> _WHAT YOU WILL DO_:
Reproduce the listing in full, pictures excluded.

> _RECORDS PROVIDED_:

▶

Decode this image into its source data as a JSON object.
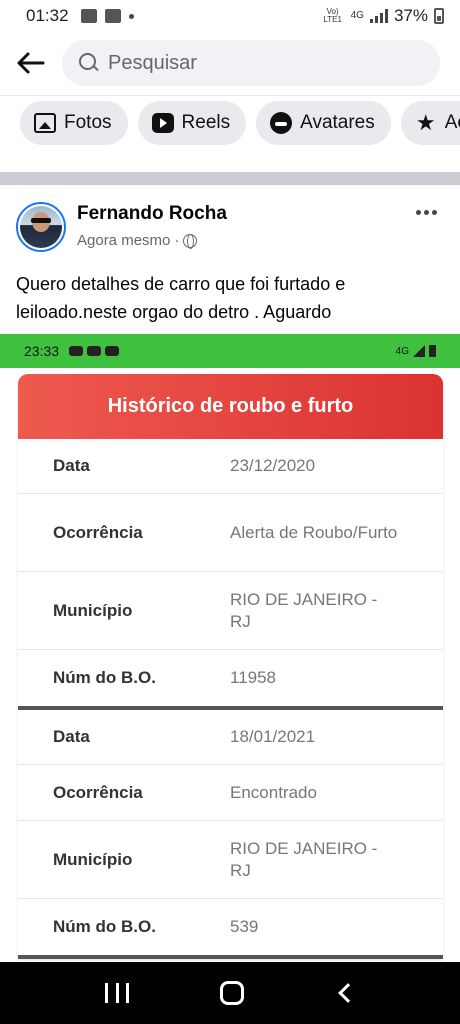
{
  "status_bar": {
    "time": "01:32",
    "network": "4G",
    "volte": "Vo) LTE1",
    "battery": "37%"
  },
  "search": {
    "placeholder": "Pesquisar"
  },
  "chips": [
    {
      "label": "Fotos",
      "icon": "photos-icon"
    },
    {
      "label": "Reels",
      "icon": "reels-icon"
    },
    {
      "label": "Avatares",
      "icon": "avatar-icon"
    },
    {
      "label": "Ac",
      "icon": "star-icon"
    }
  ],
  "post": {
    "author": "Fernando Rocha",
    "timestamp": "Agora mesmo",
    "separator": "·",
    "text": "Quero detalhes de carro que foi furtado e leiloado.neste orgao do detro . Aguardo"
  },
  "embedded_screenshot": {
    "status_time": "23:33",
    "status_network": "4G",
    "title": "Histórico de roubo e furto",
    "records": [
      {
        "data_label": "Data",
        "data_value": "23/12/2020",
        "ocorrencia_label": "Ocorrência",
        "ocorrencia_value": "Alerta de Roubo/Furto",
        "municipio_label": "Município",
        "municipio_value": "RIO DE JANEIRO - RJ",
        "bo_label": "Núm do B.O.",
        "bo_value": "11958"
      },
      {
        "data_label": "Data",
        "data_value": "18/01/2021",
        "ocorrencia_label": "Ocorrência",
        "ocorrencia_value": "Encontrado",
        "municipio_label": "Município",
        "municipio_value": "RIO DE JANEIRO - RJ",
        "bo_label": "Núm do B.O.",
        "bo_value": "539"
      }
    ]
  },
  "colors": {
    "header_red": "#dc3232",
    "status_green": "#3fc13f",
    "facebook_blue": "#1877f2"
  }
}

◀

> _COMPLETED TASK_:
Decode this image into its source data as a JSON object.
{
  "status_bar": {
    "time": "01:32",
    "network": "4G",
    "volte": "Vo) LTE1",
    "battery": "37%"
  },
  "search": {
    "placeholder": "Pesquisar"
  },
  "chips": [
    {
      "label": "Fotos",
      "icon": "photos-icon"
    },
    {
      "label": "Reels",
      "icon": "reels-icon"
    },
    {
      "label": "Avatares",
      "icon": "avatar-icon"
    },
    {
      "label": "Ac",
      "icon": "star-icon"
    }
  ],
  "post": {
    "author": "Fernando Rocha",
    "timestamp": "Agora mesmo",
    "separator": "·",
    "text": "Quero detalhes de carro que foi furtado e leiloado.neste orgao do detro . Aguardo"
  },
  "embedded_screenshot": {
    "status_time": "23:33",
    "status_network": "4G",
    "title": "Histórico de roubo e furto",
    "records": [
      {
        "data_label": "Data",
        "data_value": "23/12/2020",
        "ocorrencia_label": "Ocorrência",
        "ocorrencia_value": "Alerta de Roubo/Furto",
        "municipio_label": "Município",
        "municipio_value": "RIO DE JANEIRO - RJ",
        "bo_label": "Núm do B.O.",
        "bo_value": "11958"
      },
      {
        "data_label": "Data",
        "data_value": "18/01/2021",
        "ocorrencia_label": "Ocorrência",
        "ocorrencia_value": "Encontrado",
        "municipio_label": "Município",
        "municipio_value": "RIO DE JANEIRO - RJ",
        "bo_label": "Núm do B.O.",
        "bo_value": "539"
      }
    ]
  },
  "colors": {
    "header_red": "#dc3232",
    "status_green": "#3fc13f",
    "facebook_blue": "#1877f2"
  }
}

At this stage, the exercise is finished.